Bring Me the Head
of Yorkie Goodman
by Rowdy Yates
$4.99 ebook; $14.95 trade paperback
“Who’s Yorkie Goodman?” asks Wallace, an enforcer for an East Coast drug cartel. “Just a fella” says his boss, who goes by the name Boss. Just a fella … but Boss wants Yorkie Goodman taken out. He wants it so badly, he’ll risk sending Wallace into Wallace’s own past where a beautiful woman he abandoned years before still holds a bewitching power over him like some ancient siren song. He wants it so badly, he's sending along his deadliest assassin, Carp, to make sure the job is done right. And he wants proof … proof in the form of Goodman’s head delivered in a portable cooler. So begins Wallace’s twisted, violent odyssey into the American heartland - an odyssey that inevitably forces him to choose between love and gangland loyalty. Written in spare, gritty prose, Bring Me the Head of Yorkie Goodman takes you on a page-turning, Tarantinoesque ride to the end of the road.
Praise for Bring Me the Head of Yorkie Goodman
Five star review of Bring Me the Head
from ForeWord Reviews. Click Here.
Bring Me the Head of Yorkie Goodman by Rowdy Yates
In this violent, darkly funny novel from the pseudonymous Yates (Jared Yates Sexton, editor-in-chief of the literary magazine Bull), Bill Wallace, an enforcer for a small-time East Coast drug lord known simply as Boss, has to collect an unpaid debt from Yorkie Goodman, a seemingly innocuous 62-year-old schlub. Goodman happens to live in Seymour, Ind., where 14 years earlier Wallace got into trouble and had to split town fast, leaving a broken-hearted woman behind. Boss pairs Wallace with Carp, a hit man who appears to be dying, and orders them to bring back macabre proof of a successful mission: Goodman's head. Naturally, things go south quickly, as Wallace has plans of his own. Carp, meanwhile, proves himself to be indestructible. The duo quickly end up on the radar of the local police chief, whose laconic old-school commentary addressed to his deputy provides comic relief. Yates (An End to All Things) gives obvious nods to the works of Cormac McCarthy and the Coen brothers (Fargo, in particular) in an over-the-top tale whose infectious energy will prove irresistible to devotees of modern noir. (June)

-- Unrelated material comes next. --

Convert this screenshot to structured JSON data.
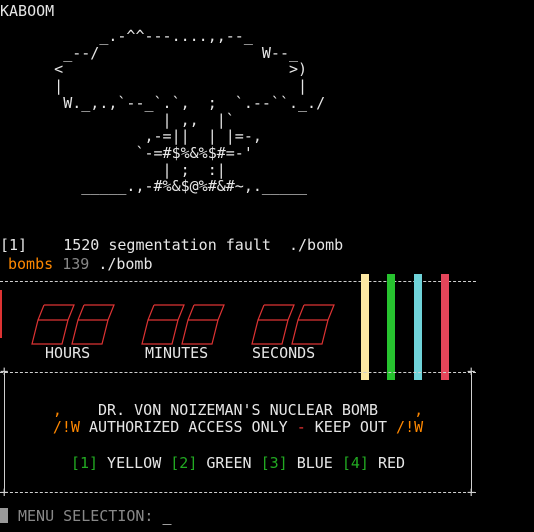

Reviewed by Publishers Weekly.
“Bill Wallace, the protagonist of Bring Me the Head of Yorkie Goodman, learns you an go home again but that it’s probably not a good idea if you’re also accompanied by a psychotic enforcer named Carp with more than one hidden agenda. Giving Peckinpah a smile, Tarantino a wink, and McCarthy a nod, Yates puts Wallace in the fast lane to hell and Seymour Indiana. Crime fiction aficionados will not want to miss catching a ride.”
—Lynn Kostoff, author of Words to Die For and A Choice of Nightmares
“Rowdy Yates writes with a style that plunges the reader into the world of the story, in this case a startlingly fun and fresh take on the well-worn crime novel. Bring Me the Head of Yorkie Goodman is sometimes comic, sometimes tragic, sometimes unclassifiable, always beautiful, never dull - like Warren Oates and Elmore Leonard walked onto the set of Fargo. And yet, underneath the suspense and the gunfire and the dreary dusk of the heartland, there's real heart here, real love for the places we call home and the people we'd do anything to protect.”
—Matthew Fogarty, Editor of Cartagena Journal and Co-Editor of Yemassee Journal
“Fast, bloody, and taut as razor-wire, Bring Me the Head of Yorkie Goodman roils with action and dark humor, plus the occasional moment of jaw-dropping poignancy. If you’re a fan of Elmore Leonard, Cormac McCarthy, Samuel Beckett, or the Coen brothers, you need to add Jared Yates Sexton to your reading list.”
—Michael Meyerhofer, author of Wytchfire
“Bring Me the Head of Yorkie Goodman, with its liquor-slick voice and finely tuned prose, is 100% Hoosier grit. This is the debut of a serious—and seriously good—author of crime fiction. Bear witness.”
—Andrew Scott, author of Naked Summer
“At the pounding heart of Yates’s superb first novel are good men doing bad despite their conscience and bad men doing worse in the absence of their conscience, and every shade of moral corruption in between. More than anything, Yates knows these guys and these places the rest of us tend to avoid and brings the grittiest of language to bare their ink-black souls on the page. He gets inside these characters’ heads and under their skin to bleed out the darkest heart of the human condition. By the end of Bring Me the Head of Yorkie Goodman, Yates has managed to do what the best novels of any genre should: implicate the conscience of nearly everyone involved, not the least of whom, you, my dear reader.”
—Benjamin Drevlow, author of Bend with the Knees and Other Love Advice from My Father